What you will do: Count how many lines of the data include "Scene". The answer is that number and nothing else.

Material shown:

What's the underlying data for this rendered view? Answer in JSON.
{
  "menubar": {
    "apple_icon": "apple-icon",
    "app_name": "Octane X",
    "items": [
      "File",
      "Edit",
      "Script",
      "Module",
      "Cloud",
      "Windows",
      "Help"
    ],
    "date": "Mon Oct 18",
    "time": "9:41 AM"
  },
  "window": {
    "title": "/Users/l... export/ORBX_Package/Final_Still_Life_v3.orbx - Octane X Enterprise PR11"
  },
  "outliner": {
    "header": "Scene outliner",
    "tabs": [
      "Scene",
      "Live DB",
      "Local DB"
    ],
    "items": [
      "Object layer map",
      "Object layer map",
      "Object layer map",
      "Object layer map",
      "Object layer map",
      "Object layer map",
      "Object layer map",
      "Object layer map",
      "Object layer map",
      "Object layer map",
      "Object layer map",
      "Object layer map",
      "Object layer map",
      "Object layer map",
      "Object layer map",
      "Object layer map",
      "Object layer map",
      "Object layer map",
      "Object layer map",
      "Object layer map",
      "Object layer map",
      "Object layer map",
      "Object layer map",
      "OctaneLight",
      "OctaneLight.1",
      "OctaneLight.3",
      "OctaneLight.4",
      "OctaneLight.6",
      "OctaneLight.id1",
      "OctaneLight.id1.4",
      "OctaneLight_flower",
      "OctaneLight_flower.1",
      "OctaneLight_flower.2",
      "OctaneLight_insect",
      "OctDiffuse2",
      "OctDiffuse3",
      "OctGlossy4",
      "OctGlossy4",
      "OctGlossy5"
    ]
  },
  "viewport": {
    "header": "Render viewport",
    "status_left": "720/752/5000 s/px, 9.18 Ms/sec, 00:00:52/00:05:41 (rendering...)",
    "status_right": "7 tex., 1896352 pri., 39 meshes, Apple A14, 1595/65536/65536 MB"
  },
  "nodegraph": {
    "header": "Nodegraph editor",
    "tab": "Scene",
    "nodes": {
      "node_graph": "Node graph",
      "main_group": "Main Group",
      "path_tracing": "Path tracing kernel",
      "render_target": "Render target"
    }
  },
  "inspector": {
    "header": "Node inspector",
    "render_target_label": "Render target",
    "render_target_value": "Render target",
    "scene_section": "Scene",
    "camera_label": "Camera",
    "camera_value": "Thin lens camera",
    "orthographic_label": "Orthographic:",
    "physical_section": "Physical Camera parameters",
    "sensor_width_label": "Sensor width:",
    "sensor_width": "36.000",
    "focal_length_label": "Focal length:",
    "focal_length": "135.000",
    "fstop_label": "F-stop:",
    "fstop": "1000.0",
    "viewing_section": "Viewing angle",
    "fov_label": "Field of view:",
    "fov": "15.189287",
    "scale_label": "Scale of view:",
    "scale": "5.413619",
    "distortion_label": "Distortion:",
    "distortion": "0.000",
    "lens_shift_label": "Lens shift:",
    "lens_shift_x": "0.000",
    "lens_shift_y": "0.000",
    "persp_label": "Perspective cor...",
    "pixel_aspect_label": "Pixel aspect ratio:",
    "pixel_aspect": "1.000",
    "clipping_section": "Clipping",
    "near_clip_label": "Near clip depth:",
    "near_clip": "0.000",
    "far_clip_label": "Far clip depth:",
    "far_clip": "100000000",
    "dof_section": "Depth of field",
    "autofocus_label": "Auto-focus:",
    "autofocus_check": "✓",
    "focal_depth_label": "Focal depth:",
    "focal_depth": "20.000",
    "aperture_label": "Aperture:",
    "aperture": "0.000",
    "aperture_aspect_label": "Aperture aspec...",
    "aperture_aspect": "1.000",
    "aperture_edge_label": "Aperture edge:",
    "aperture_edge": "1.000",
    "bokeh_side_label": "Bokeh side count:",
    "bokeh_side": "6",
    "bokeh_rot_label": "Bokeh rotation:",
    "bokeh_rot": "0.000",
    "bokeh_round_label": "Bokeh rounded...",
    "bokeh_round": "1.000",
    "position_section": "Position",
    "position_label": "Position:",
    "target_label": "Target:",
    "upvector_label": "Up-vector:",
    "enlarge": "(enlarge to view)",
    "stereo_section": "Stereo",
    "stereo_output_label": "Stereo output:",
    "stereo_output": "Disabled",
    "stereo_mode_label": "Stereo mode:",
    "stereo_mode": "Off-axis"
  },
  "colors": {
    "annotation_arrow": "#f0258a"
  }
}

Problem solution: 4